> _WORK INSTRUCTION_
Retype each entry exactly. Skip any pictures.
--- DATA EXTRACTS Enclosed Below ---
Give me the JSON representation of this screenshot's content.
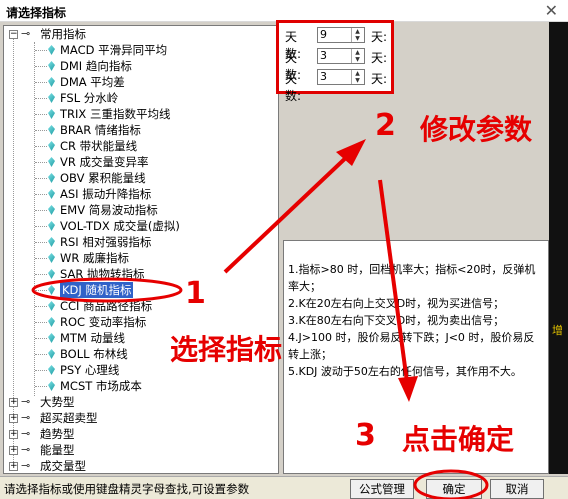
{
  "window": {
    "title": "请选择指标",
    "close_glyph": "✕"
  },
  "tree": {
    "root_label": "常用指标",
    "items": [
      {
        "code": "MACD",
        "name": "平滑异同平均"
      },
      {
        "code": "DMI",
        "name": "趋向指标"
      },
      {
        "code": "DMA",
        "name": "平均差"
      },
      {
        "code": "FSL",
        "name": "分水岭"
      },
      {
        "code": "TRIX",
        "name": "三重指数平均线"
      },
      {
        "code": "BRAR",
        "name": "情绪指标"
      },
      {
        "code": "CR",
        "name": "带状能量线"
      },
      {
        "code": "VR",
        "name": "成交量变异率"
      },
      {
        "code": "OBV",
        "name": "累积能量线"
      },
      {
        "code": "ASI",
        "name": "振动升降指标"
      },
      {
        "code": "EMV",
        "name": "简易波动指标"
      },
      {
        "code": "VOL-TDX",
        "name": "成交量(虚拟)"
      },
      {
        "code": "RSI",
        "name": "相对强弱指标"
      },
      {
        "code": "WR",
        "name": "威廉指标"
      },
      {
        "code": "SAR",
        "name": "抛物转指标"
      },
      {
        "code": "KDJ",
        "name": "随机指标"
      },
      {
        "code": "CCI",
        "name": "商品路径指标"
      },
      {
        "code": "ROC",
        "name": "变动率指标"
      },
      {
        "code": "MTM",
        "name": "动量线"
      },
      {
        "code": "BOLL",
        "name": "布林线"
      },
      {
        "code": "PSY",
        "name": "心理线"
      },
      {
        "code": "MCST",
        "name": "市场成本"
      }
    ],
    "selected_index": 15,
    "groups": [
      "大势型",
      "超买超卖型",
      "趋势型",
      "能量型",
      "成交量型"
    ]
  },
  "params": {
    "rows": [
      {
        "label": "天数:",
        "value": "9",
        "unit": "天:"
      },
      {
        "label": "天数:",
        "value": "3",
        "unit": "天:"
      },
      {
        "label": "天数:",
        "value": "3",
        "unit": "天:"
      }
    ]
  },
  "description": [
    "1.指标>80 时，回档机率大；指标<20时，反弹机率大；",
    "2.K在20左右向上交叉D时，视为买进信号；",
    "3.K在80左右向下交叉D时，视为卖出信号；",
    "4.J>100 时，股价易反转下跌；J<0 时，股价易反转上涨；",
    "5.KDJ 波动于50左右的任何信号，其作用不大。"
  ],
  "status": {
    "message": "请选择指标或使用键盘精灵字母查找,可设置参数",
    "formula_button": "公式管理",
    "ok_button": "确定",
    "cancel_button": "取消"
  },
  "annotations": {
    "step1_num": "1",
    "step1_text": "选择指标",
    "step2_num": "2",
    "step2_text": "修改参数",
    "step3_num": "3",
    "step3_text": "点击确定"
  },
  "side_label": "增"
}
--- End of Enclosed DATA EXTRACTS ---
> _REPLY_
Give me the JSON representation of this screenshot's content.
{
  "window": {
    "title": "请选择指标",
    "close_glyph": "✕"
  },
  "tree": {
    "root_label": "常用指标",
    "items": [
      {
        "code": "MACD",
        "name": "平滑异同平均"
      },
      {
        "code": "DMI",
        "name": "趋向指标"
      },
      {
        "code": "DMA",
        "name": "平均差"
      },
      {
        "code": "FSL",
        "name": "分水岭"
      },
      {
        "code": "TRIX",
        "name": "三重指数平均线"
      },
      {
        "code": "BRAR",
        "name": "情绪指标"
      },
      {
        "code": "CR",
        "name": "带状能量线"
      },
      {
        "code": "VR",
        "name": "成交量变异率"
      },
      {
        "code": "OBV",
        "name": "累积能量线"
      },
      {
        "code": "ASI",
        "name": "振动升降指标"
      },
      {
        "code": "EMV",
        "name": "简易波动指标"
      },
      {
        "code": "VOL-TDX",
        "name": "成交量(虚拟)"
      },
      {
        "code": "RSI",
        "name": "相对强弱指标"
      },
      {
        "code": "WR",
        "name": "威廉指标"
      },
      {
        "code": "SAR",
        "name": "抛物转指标"
      },
      {
        "code": "KDJ",
        "name": "随机指标"
      },
      {
        "code": "CCI",
        "name": "商品路径指标"
      },
      {
        "code": "ROC",
        "name": "变动率指标"
      },
      {
        "code": "MTM",
        "name": "动量线"
      },
      {
        "code": "BOLL",
        "name": "布林线"
      },
      {
        "code": "PSY",
        "name": "心理线"
      },
      {
        "code": "MCST",
        "name": "市场成本"
      }
    ],
    "selected_index": 15,
    "groups": [
      "大势型",
      "超买超卖型",
      "趋势型",
      "能量型",
      "成交量型"
    ]
  },
  "params": {
    "rows": [
      {
        "label": "天数:",
        "value": "9",
        "unit": "天:"
      },
      {
        "label": "天数:",
        "value": "3",
        "unit": "天:"
      },
      {
        "label": "天数:",
        "value": "3",
        "unit": "天:"
      }
    ]
  },
  "description": [
    "1.指标>80 时，回档机率大；指标<20时，反弹机率大；",
    "2.K在20左右向上交叉D时，视为买进信号；",
    "3.K在80左右向下交叉D时，视为卖出信号；",
    "4.J>100 时，股价易反转下跌；J<0 时，股价易反转上涨；",
    "5.KDJ 波动于50左右的任何信号，其作用不大。"
  ],
  "status": {
    "message": "请选择指标或使用键盘精灵字母查找,可设置参数",
    "formula_button": "公式管理",
    "ok_button": "确定",
    "cancel_button": "取消"
  },
  "annotations": {
    "step1_num": "1",
    "step1_text": "选择指标",
    "step2_num": "2",
    "step2_text": "修改参数",
    "step3_num": "3",
    "step3_text": "点击确定"
  },
  "side_label": "增"
}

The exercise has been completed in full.